--- Data extracts ---

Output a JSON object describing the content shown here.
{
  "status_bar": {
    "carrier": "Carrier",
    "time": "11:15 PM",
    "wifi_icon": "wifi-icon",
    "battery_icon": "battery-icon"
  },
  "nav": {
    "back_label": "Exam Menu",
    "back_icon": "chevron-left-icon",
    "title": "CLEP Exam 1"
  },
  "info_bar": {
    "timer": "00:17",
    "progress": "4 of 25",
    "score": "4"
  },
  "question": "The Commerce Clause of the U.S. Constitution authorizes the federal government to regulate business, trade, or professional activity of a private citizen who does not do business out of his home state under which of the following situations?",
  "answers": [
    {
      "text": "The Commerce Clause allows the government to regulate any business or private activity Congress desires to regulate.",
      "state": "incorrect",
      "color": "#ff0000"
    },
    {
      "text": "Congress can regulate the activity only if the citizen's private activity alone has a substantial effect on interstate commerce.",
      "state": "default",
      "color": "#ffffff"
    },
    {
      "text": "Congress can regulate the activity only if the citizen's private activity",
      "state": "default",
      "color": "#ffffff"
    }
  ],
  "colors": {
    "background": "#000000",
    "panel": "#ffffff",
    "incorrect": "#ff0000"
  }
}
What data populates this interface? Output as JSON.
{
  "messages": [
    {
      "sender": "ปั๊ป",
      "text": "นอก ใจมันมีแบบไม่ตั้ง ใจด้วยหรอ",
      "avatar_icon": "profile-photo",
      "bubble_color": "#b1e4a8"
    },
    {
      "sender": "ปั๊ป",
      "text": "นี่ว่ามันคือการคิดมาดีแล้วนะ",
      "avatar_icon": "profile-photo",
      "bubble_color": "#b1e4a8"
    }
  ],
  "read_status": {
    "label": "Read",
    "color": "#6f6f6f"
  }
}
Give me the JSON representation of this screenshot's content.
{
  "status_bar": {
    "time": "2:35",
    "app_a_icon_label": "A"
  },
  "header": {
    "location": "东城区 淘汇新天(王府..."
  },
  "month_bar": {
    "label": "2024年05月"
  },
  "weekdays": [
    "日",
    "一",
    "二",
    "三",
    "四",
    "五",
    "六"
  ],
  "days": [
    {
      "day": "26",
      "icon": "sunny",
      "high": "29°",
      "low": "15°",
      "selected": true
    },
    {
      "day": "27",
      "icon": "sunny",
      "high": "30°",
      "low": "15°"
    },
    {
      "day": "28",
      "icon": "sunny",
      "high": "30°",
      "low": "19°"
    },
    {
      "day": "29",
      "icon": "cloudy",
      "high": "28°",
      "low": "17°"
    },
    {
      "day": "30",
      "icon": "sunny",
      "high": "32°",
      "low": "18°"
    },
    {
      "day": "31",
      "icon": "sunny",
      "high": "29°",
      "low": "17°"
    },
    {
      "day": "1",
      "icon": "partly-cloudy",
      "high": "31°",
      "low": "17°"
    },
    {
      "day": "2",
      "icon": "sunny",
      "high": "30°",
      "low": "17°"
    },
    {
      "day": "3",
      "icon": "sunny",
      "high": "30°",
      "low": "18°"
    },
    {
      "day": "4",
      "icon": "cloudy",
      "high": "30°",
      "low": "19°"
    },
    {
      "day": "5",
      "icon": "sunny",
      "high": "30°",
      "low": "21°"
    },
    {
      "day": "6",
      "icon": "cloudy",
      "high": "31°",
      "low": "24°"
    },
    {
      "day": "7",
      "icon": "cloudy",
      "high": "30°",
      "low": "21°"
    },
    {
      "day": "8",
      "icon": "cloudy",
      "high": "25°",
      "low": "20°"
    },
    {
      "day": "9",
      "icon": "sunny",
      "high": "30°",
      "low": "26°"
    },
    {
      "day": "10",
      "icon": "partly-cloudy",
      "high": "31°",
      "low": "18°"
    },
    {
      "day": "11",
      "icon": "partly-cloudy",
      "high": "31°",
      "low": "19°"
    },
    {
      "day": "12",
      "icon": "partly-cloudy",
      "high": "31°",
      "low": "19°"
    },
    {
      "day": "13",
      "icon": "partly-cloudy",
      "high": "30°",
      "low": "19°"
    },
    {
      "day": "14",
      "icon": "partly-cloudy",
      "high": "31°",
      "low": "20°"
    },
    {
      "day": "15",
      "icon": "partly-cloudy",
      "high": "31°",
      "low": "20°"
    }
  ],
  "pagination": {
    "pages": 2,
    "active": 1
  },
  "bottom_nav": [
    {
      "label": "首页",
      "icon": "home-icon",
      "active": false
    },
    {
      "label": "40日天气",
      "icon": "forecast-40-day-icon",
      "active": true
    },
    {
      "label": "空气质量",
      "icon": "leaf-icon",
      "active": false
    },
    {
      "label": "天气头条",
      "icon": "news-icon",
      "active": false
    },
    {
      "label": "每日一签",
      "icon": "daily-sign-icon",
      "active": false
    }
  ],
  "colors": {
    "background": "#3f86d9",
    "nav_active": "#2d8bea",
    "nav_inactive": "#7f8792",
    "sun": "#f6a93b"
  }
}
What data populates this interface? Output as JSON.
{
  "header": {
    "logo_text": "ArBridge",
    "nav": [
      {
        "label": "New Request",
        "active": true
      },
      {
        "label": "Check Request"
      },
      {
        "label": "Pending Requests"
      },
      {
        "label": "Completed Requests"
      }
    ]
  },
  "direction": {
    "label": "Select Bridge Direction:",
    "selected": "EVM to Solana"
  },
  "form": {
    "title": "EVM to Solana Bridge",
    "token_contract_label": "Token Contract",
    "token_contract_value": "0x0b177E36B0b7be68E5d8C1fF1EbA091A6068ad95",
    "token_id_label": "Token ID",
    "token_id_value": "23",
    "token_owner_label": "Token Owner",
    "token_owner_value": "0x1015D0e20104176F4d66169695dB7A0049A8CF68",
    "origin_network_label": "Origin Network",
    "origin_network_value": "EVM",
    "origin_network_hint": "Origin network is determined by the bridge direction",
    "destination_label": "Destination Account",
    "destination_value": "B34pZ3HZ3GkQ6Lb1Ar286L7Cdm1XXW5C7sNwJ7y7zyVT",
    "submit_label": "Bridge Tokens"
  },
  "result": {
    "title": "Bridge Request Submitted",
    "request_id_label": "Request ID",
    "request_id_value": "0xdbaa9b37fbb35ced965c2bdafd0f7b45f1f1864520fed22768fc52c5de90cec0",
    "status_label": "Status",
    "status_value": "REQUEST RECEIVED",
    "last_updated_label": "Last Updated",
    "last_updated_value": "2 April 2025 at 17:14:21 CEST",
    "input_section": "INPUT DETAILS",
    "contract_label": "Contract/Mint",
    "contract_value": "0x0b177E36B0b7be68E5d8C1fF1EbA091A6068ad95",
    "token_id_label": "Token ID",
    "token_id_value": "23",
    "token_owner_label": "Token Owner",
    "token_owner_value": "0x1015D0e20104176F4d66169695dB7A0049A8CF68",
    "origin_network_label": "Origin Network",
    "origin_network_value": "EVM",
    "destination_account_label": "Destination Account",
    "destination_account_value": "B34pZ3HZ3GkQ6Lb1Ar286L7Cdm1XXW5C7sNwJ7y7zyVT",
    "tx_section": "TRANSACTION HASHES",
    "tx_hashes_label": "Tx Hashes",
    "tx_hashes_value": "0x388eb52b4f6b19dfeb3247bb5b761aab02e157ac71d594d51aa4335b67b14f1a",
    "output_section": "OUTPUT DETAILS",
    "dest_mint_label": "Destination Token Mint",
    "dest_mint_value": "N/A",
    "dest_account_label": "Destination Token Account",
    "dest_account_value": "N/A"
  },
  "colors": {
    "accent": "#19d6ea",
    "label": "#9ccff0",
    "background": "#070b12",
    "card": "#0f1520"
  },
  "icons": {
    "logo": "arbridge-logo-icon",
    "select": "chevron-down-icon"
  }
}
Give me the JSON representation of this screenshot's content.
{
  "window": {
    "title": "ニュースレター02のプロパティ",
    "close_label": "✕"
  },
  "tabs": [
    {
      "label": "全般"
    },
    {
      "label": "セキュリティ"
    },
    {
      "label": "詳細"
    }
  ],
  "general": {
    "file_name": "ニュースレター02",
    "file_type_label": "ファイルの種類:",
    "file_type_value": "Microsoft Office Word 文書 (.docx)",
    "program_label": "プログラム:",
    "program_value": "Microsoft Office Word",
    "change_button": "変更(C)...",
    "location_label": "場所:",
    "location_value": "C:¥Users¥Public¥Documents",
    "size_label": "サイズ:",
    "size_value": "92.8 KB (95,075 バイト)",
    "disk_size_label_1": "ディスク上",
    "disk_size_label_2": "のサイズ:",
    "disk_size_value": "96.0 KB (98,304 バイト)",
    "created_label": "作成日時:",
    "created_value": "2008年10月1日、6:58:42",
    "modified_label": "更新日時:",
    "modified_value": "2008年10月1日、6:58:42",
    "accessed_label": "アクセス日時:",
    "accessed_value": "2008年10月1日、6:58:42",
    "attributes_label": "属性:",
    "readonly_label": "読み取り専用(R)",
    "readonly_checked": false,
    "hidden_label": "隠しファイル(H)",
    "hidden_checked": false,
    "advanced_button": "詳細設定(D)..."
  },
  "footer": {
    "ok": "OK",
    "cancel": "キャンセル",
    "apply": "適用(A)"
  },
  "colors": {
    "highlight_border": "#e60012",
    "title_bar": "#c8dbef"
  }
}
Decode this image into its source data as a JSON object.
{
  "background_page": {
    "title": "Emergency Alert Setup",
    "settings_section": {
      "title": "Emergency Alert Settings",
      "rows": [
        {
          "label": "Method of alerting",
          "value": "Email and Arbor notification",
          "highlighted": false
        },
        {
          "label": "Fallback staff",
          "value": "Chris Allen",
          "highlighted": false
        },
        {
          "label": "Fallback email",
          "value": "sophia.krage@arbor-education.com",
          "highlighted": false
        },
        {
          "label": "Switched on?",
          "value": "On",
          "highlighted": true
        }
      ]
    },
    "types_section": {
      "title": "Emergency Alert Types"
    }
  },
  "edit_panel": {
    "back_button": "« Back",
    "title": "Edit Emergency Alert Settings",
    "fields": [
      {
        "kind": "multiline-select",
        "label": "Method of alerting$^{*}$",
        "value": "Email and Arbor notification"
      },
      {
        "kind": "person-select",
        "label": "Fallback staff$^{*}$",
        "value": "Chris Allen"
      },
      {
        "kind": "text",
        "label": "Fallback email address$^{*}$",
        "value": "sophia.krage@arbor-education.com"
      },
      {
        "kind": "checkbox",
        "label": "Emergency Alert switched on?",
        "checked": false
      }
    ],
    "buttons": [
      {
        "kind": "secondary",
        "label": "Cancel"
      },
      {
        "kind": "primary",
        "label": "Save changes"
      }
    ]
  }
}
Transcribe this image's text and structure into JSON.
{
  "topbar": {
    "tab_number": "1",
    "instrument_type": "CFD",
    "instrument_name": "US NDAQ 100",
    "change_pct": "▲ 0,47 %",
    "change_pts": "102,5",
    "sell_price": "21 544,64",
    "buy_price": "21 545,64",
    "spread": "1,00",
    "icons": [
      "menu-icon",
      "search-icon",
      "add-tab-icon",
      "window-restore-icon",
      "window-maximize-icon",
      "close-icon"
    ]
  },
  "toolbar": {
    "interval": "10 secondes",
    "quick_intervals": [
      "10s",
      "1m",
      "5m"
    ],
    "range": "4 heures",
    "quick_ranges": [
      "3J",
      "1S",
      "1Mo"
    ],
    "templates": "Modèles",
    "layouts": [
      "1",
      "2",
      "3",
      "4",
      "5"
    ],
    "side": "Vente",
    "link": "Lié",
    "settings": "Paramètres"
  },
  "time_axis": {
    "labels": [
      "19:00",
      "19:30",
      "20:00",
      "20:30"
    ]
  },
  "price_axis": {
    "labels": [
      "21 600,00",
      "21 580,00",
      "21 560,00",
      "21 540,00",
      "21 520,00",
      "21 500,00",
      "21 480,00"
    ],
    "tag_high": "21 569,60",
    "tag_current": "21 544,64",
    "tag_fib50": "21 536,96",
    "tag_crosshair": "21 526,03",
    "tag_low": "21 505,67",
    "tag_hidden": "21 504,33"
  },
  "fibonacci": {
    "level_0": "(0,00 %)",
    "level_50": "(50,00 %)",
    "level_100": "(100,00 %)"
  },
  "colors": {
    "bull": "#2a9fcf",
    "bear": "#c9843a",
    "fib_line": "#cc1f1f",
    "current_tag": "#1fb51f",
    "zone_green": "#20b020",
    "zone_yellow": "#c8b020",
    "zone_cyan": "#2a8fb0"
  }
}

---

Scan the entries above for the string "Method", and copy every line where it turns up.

          "label": "Method of alerting",
        "label": "Method of alerting$^{*}$",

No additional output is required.